== GIVEN DATA
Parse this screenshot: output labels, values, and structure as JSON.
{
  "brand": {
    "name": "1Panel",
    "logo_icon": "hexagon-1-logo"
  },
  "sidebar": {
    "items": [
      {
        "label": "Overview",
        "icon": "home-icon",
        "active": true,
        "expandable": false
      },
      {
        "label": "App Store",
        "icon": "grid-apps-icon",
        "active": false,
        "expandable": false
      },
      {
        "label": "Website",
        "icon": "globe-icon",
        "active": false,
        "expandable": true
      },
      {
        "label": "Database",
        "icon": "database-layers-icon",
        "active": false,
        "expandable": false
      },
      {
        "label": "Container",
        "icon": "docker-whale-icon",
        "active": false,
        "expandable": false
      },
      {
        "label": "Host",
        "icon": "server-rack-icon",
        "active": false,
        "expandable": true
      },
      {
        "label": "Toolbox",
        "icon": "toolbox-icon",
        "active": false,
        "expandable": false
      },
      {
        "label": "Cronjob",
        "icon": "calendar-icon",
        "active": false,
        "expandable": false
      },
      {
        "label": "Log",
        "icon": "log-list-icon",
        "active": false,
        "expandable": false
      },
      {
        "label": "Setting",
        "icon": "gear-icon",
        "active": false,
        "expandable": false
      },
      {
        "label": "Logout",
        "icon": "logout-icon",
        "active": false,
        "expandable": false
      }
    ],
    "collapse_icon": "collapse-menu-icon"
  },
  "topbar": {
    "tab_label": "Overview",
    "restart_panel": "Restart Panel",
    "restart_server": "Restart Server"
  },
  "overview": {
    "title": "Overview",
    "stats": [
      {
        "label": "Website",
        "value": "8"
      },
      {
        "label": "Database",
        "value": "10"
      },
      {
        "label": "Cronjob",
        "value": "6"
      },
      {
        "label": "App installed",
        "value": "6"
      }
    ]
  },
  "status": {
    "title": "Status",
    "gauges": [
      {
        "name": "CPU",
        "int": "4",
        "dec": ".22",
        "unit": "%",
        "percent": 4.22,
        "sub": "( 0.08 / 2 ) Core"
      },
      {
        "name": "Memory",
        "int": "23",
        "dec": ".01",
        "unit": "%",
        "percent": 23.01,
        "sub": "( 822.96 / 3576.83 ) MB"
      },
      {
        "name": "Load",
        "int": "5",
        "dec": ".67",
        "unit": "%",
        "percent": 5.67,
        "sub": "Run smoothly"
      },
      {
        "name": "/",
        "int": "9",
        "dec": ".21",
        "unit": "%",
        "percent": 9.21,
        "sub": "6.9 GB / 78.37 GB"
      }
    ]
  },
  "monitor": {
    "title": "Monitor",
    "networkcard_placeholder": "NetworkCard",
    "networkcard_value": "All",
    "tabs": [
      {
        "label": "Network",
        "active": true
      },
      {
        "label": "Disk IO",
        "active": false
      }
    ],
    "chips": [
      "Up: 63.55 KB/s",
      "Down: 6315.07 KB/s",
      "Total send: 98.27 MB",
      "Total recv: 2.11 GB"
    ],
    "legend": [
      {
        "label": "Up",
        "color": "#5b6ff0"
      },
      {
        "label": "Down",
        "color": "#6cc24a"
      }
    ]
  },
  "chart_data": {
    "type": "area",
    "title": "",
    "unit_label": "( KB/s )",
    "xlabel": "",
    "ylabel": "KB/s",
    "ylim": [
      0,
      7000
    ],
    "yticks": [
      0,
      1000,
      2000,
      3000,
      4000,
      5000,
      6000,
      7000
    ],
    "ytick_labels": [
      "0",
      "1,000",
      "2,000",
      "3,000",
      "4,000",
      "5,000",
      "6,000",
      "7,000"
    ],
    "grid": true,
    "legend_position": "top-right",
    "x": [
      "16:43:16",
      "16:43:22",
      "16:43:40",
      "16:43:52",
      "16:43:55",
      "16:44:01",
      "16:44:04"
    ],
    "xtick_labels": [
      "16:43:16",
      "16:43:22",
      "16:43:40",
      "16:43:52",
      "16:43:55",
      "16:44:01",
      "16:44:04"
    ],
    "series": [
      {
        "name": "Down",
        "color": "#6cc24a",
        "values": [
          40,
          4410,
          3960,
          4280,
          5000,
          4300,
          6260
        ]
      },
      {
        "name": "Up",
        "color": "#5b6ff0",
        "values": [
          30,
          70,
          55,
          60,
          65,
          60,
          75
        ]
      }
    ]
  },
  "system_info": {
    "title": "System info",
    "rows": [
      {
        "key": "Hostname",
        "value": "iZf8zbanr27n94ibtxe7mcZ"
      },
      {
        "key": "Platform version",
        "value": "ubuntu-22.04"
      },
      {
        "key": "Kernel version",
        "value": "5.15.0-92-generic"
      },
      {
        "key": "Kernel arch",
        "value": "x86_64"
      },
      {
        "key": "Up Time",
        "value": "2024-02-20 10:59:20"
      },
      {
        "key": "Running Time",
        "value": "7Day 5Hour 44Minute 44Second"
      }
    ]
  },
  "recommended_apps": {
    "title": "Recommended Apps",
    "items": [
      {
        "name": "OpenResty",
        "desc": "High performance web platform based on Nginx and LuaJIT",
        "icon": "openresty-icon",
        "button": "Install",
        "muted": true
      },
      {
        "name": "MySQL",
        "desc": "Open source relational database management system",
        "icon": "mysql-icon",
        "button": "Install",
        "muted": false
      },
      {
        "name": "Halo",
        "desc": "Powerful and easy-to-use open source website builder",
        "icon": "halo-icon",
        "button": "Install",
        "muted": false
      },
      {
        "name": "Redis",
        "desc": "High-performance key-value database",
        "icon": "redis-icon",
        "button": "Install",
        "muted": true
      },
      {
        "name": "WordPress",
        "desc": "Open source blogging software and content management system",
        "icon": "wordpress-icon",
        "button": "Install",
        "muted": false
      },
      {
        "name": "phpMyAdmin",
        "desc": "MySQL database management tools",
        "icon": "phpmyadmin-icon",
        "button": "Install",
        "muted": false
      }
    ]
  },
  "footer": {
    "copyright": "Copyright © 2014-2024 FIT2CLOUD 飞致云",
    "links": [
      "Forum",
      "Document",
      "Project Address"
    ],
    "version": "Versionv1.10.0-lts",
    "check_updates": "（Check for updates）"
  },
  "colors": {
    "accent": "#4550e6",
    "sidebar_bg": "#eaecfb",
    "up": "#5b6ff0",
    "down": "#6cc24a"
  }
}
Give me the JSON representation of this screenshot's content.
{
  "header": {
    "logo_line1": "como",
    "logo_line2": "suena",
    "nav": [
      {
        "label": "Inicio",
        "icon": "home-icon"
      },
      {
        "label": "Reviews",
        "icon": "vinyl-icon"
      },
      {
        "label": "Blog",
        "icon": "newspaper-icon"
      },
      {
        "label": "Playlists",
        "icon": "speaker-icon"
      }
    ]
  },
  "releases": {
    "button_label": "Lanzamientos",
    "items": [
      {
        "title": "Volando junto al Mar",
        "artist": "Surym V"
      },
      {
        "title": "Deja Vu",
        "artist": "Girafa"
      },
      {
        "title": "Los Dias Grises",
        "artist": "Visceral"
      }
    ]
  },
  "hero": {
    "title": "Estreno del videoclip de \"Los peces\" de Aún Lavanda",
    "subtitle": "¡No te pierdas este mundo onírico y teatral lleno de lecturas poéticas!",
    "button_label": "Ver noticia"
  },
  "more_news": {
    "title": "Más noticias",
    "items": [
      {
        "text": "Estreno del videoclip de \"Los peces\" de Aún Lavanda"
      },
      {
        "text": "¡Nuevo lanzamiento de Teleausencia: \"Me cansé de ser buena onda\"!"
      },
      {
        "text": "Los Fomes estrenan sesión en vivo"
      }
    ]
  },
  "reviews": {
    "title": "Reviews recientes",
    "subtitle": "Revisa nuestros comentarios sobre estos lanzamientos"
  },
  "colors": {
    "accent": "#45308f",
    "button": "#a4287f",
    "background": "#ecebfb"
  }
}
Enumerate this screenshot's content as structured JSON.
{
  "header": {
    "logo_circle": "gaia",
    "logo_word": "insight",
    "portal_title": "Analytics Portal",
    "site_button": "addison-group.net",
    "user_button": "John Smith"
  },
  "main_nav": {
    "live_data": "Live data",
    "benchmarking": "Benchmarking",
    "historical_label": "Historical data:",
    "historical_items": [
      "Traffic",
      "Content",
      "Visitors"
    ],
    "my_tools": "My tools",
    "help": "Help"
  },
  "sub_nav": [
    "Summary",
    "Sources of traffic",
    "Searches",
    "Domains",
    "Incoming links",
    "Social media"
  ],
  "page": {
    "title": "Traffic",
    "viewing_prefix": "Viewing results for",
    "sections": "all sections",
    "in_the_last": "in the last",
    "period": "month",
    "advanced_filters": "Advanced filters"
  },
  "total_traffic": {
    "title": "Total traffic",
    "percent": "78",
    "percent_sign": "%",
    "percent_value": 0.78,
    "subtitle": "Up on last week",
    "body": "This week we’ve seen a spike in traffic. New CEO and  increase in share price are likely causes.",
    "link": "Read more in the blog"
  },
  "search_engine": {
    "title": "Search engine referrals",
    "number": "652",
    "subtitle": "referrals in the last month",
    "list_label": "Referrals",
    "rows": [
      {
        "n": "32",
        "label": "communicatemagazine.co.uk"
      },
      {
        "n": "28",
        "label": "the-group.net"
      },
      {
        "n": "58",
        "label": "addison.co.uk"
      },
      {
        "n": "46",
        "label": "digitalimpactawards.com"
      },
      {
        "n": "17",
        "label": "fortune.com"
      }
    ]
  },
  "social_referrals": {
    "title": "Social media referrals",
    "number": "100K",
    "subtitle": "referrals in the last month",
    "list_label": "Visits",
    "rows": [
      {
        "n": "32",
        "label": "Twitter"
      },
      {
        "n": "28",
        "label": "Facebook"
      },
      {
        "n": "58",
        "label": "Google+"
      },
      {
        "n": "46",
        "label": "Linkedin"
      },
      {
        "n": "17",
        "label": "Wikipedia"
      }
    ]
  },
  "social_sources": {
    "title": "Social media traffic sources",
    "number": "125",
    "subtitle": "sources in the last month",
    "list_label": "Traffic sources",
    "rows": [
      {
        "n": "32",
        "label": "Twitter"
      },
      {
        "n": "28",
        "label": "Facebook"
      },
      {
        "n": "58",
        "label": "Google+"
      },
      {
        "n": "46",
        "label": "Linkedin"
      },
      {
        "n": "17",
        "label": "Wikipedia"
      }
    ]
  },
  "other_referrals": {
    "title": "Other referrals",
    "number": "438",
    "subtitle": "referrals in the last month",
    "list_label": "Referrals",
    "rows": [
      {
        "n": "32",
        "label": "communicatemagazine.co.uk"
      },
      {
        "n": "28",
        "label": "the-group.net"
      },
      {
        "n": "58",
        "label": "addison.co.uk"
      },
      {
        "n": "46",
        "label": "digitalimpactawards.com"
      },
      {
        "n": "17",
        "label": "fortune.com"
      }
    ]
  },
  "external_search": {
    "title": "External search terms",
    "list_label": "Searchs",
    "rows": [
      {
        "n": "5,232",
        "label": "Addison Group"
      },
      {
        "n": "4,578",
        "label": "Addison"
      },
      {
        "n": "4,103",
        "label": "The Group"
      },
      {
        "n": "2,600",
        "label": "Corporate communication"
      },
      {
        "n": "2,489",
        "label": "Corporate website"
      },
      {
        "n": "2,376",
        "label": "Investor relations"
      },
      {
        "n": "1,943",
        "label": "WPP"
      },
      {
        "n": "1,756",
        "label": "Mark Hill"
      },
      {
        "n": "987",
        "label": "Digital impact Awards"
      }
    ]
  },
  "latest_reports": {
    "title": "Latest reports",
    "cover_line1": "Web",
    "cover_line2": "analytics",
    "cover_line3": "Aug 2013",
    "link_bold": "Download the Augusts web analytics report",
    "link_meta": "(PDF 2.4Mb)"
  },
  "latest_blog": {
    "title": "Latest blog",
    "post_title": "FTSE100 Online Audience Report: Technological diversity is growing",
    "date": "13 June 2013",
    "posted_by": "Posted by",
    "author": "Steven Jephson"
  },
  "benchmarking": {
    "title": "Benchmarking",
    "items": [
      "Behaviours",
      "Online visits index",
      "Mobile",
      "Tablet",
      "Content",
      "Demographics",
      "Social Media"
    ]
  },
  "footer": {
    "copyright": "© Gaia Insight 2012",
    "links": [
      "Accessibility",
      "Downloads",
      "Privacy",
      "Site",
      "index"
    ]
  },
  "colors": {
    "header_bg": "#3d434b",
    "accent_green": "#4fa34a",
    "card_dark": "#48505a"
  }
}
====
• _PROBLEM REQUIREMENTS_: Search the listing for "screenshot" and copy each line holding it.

• _RESULT FOR THIS EXERCISE_:
Parse this screenshot: output labels, values, and structure as JSON.
Give me the JSON representation of this screenshot's content.
Enumerate this screenshot's content as structured JSON.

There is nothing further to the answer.